This was posted on Ain’t It Cool News back in February, but I just came across it yesterday. ABC is working on the pilot episode for a series that may air in the Fall, called “A House Divided:”
In the near-future, the unthinkable has happened. A Liberal President is back in power. How liberal? Well, he’s raised taxes to the point where Middle America has had just about enough. A small group of farmers have decided “Hell No!” They’re not paying anymore. One of these farmers, a good-natured retired Gulf War II vet, just trying to get by and raise his family, through a series of highly believable government mishaps, and the manipulations of a well-stocked Kansas militia, ends up becoming the head of this escalating conflict. As the pilot ends, Northern Kansas succeeds [sic] from the United States.
Yes, the red-blooded, patriotic farmers must save us from the evil, tax-and-spend Democrats! Hollywood liberal bias anyone? Nevermind that there are more acts of terrorism commited in the US every year by radical right extremists and hate groups than by international terrorists. It seems that 9/11 has made folks forget the Oklahoma City bombing. Hopefully the show is more careful about glorifying militia groups than this summary suggests.
I’ve got another idea for a series – it’s a little crazy and completely unbelievable, but hey, it’s just TV: a “compassionate conservative” Presidential candidate is in an election that’s so close it must be decided by the Supreme Court. In a decision relying on bizarre legal reasoning, the Court awards him the Presidency. With his allies in Congress, he then governs from the far-right, slashing taxes for the wealthy and massively increasing pork-barrel spending, leading to a staggering increase in the federal debt our children will inherit. In the wake of dramatic terrorist attacks on the World Trade Center and the Pentagon on 9/11/01, he invades Afghanistan and topples the Taliban regime (which is now resurgent). Then he secretly decides to invade Iraq too, even though it wasn’t involved with 9/11, but publicly pretends he’s hoping diplomacy will work. Then – using intelligence known at the time to be dubious for justification – he launches the invasion. A short time later he declares victory, but with no plan to secure and rebuild the country, it turns out the war isn’t really over. The US military – ill-prepared for counter-insurgency warfare – is unable to stop an insurgency that grows out of control. Secret policies lead to the torture of Iraqi prisoners, and no one in authority is held accountable. Meanwhile, on the domestic side of the war on terror, he declares an American citizen an “enemy combatant,” locking him up in solitary confinement for three years without charge.
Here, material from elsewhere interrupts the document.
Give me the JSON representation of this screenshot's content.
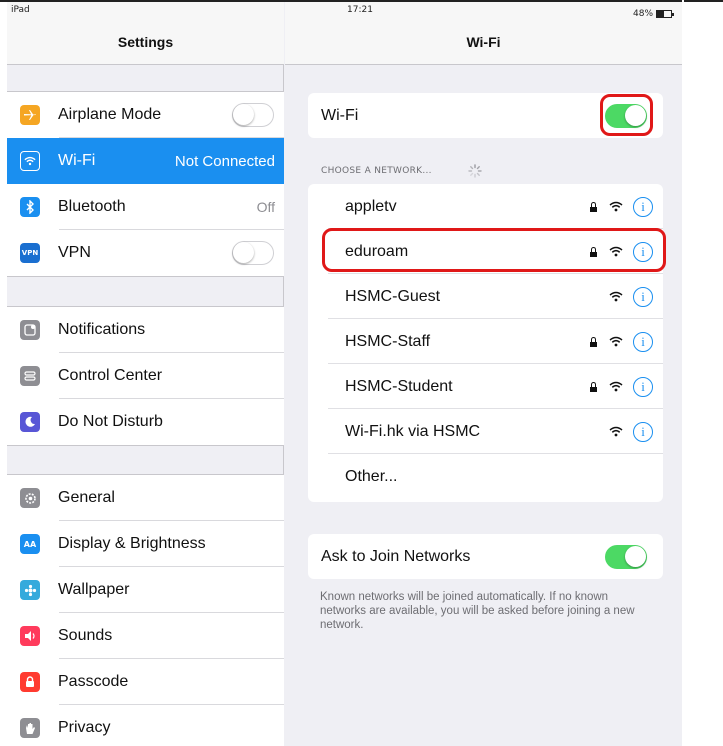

With a campaign that owes much of its success to good-ol’ boy hucksterism, homophobia, and fear-mongering, he narrowly wins re-election. In his second term, emblematic of widespread cronyism and the de-professionalization of many federal agencies, FEMA responds abysmally to a predicted hurricane disaster in New Orleans. Waste, fraud, and abuse become almost impossible to detect across federal agencies, due to the virtual elimination of Federal whistleblower protections, Congress’ abdication of its oversight responsibilities, and the White House’s obsession with secrecy.
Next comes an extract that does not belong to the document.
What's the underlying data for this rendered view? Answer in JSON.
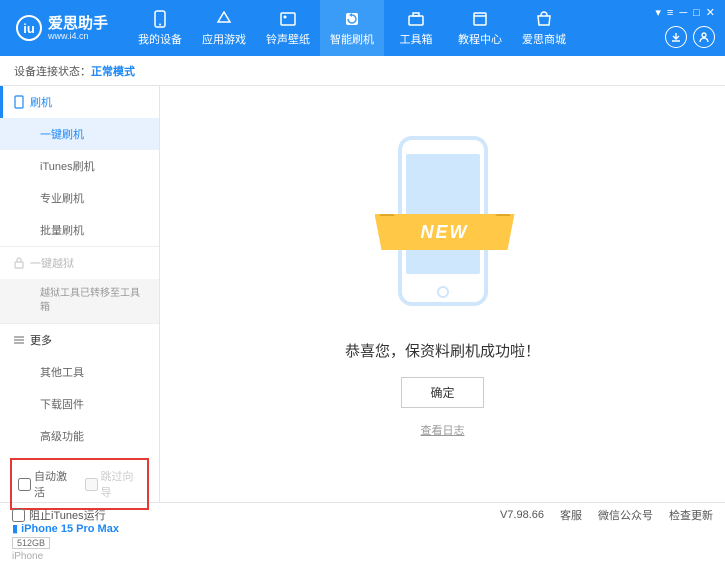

And then, after all this, in the climax of the story, when it’s revealed he’s been secretly violating the law by directing the NSA to eavesdrop without warrants, and when he declares he is not bound by the new anti-torture law, nothing much happens. Only one senator condemns his actions, incisive blog posts are written, and the President’s popularity drops, but not much else comes of it.
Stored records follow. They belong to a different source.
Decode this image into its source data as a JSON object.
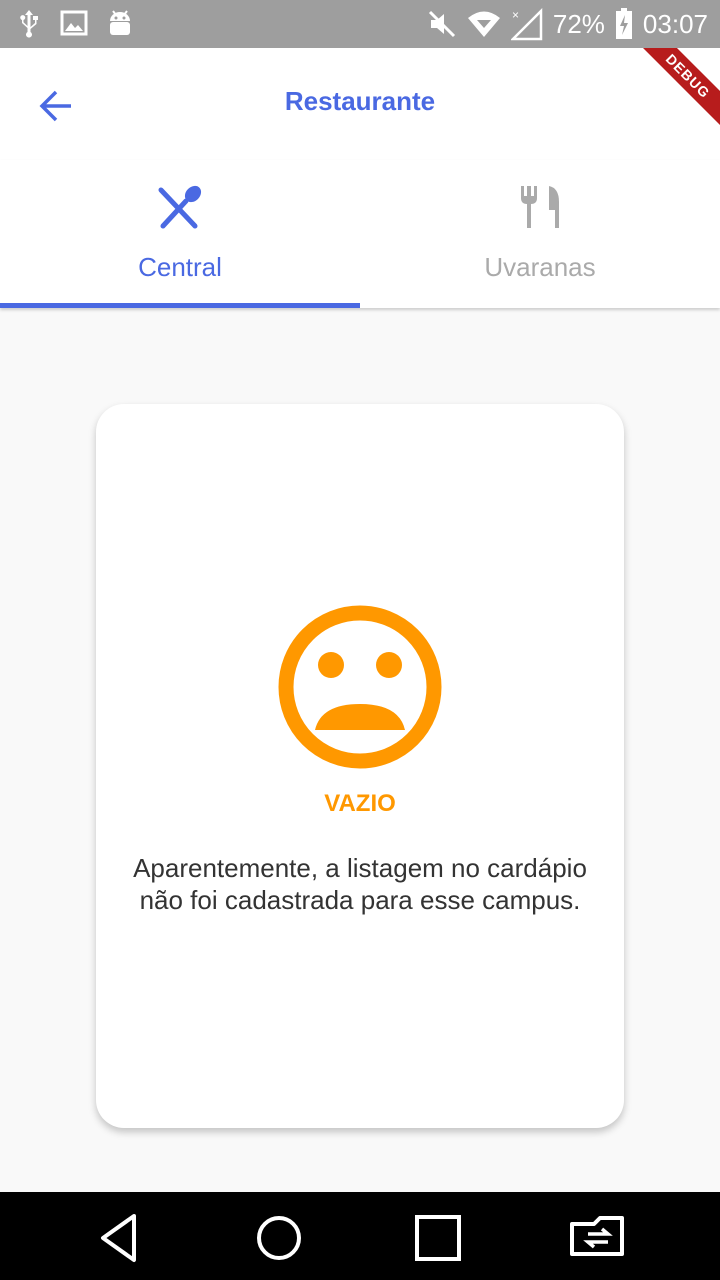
{
  "status_bar": {
    "battery_percent": "72%",
    "time": "03:07",
    "icons": [
      "usb-icon",
      "image-icon",
      "android-icon",
      "mute-icon",
      "wifi-icon",
      "signal-icon",
      "battery-charging-icon"
    ]
  },
  "app_bar": {
    "title": "Restaurante",
    "debug_banner": "DEBUG"
  },
  "tabs": [
    {
      "label": "Central",
      "icon": "spoon-knife-icon",
      "selected": true
    },
    {
      "label": "Uvaranas",
      "icon": "fork-knife-icon",
      "selected": false
    }
  ],
  "empty_state": {
    "icon": "sad-face-icon",
    "title": "VAZIO",
    "message": "Aparentemente, a listagem no cardápio não foi cadastrada para esse campus."
  },
  "nav_bar": {
    "buttons": [
      "back-icon",
      "home-icon",
      "recents-icon",
      "rotate-icon"
    ]
  },
  "colors": {
    "accent": "#4a69e2",
    "empty_state": "#ff9800",
    "inactive_tab": "#aaaaaa",
    "status_bar": "#9e9e9e"
  }
}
I know some of the plot twists seem really far-fetched when you stop and think about them for a minute. But like most TV shows, the key to its success is the audience’s willingness to go along for the ride.